As Minnesota and the rest of the country look ahead to off-year political races and midterm elections, the recent presidential contest’s aftermath is still revealing new data about who voted – and who didn’t.
Minnesota saw noticeable lags in participation among young voters and minorities compared with other demographic groups, despite being known for its high voter turnout and leading the nation again in 2016.
Nationally, there were stark declines in turnout among black voters, according to the Voting in America survey from the U.S. Census Bureau, particularly in important battleground states where thin margins helped propel President Donald Trump’s historic electoral victory in November.
Black voter turnout nationwide declined about 7 percentage points compared with the 2012 survey, while Hispanic voting held relatively steady between elections, despite immigration being a hot topic during the campaign.
In Minnesota, white voters had about a 71 percent turnout, while the voting rates were 66 percent for blacks, 52 percent for Asians and 37 percent for Hispanics.
Gaps between the youngest and oldest voters in Minnesota were pronounced. Turnout among those 18 to 24 reached only about 55 percent, compared with about 73 percent of those 45 or older.
In short, the survey shows older, white voters outpaced younger and more diverse populations at the ballot box, mirroring trends on the national level.
Because of high margins of error for the state-level results from this survey, those findings for Minnesota could be slightly higher or lower than what was reported. Unfortunately, this survey is one of the few public data sources to shed light on voter demographics.
It also makes year-to-year comparisons a dicey proposition, though given the margins of error, the 2012 and 2016 trends were fairly similar.
Younger and non-white voters make up a minority of Minnesota's electorate, but November's election showed just how much each vote counts. Democratic candidate Hillary Clinton won historically blue Minnesota by only about two percentage points.

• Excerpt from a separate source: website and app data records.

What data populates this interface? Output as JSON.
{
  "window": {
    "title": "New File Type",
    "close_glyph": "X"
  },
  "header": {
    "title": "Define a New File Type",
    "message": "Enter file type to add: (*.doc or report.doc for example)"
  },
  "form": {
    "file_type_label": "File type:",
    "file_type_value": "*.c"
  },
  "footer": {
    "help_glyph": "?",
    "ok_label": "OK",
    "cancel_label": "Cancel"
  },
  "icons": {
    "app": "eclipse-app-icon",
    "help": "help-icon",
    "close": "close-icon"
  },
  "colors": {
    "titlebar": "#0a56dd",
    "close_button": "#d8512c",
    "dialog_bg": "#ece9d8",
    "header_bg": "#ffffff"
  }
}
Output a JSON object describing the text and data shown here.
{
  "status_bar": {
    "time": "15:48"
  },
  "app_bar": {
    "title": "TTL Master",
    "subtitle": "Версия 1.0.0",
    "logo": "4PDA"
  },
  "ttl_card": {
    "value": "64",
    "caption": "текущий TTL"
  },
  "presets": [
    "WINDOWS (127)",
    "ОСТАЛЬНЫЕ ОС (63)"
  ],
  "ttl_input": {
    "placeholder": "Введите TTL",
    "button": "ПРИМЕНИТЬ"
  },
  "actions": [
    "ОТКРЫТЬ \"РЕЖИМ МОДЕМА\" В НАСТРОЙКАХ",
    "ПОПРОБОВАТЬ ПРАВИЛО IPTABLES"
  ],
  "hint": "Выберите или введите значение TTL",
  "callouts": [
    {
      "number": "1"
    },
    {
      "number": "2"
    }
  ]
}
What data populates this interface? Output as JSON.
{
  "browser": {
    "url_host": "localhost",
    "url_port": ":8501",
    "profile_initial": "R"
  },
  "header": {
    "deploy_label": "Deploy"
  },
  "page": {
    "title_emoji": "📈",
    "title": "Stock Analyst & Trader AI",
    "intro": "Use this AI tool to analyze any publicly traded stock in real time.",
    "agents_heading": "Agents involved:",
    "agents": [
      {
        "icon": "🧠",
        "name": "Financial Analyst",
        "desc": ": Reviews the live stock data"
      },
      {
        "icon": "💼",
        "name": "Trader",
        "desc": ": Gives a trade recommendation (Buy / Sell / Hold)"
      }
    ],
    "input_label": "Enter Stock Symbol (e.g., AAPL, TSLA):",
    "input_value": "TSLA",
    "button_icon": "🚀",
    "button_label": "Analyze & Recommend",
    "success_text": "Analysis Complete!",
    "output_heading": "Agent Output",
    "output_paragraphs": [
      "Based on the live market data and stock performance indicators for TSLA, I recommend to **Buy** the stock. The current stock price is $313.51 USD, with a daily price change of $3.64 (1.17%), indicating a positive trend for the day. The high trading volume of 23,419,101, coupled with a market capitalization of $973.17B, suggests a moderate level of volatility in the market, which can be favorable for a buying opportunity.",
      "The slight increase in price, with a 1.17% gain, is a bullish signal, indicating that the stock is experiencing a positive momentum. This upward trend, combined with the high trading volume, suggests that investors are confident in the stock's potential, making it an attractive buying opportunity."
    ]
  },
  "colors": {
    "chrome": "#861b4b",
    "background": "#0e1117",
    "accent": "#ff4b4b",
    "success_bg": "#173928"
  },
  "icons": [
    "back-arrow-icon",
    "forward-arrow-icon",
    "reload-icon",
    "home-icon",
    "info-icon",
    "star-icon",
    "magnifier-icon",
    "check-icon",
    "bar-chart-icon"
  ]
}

And with 2018 midterms on the horizon, it’s worth noting that Minnesota’s midterm election turnout has dropped about 14 points since 2002. The big question will be whether voting rates among millennials and minorities continue their decline next year.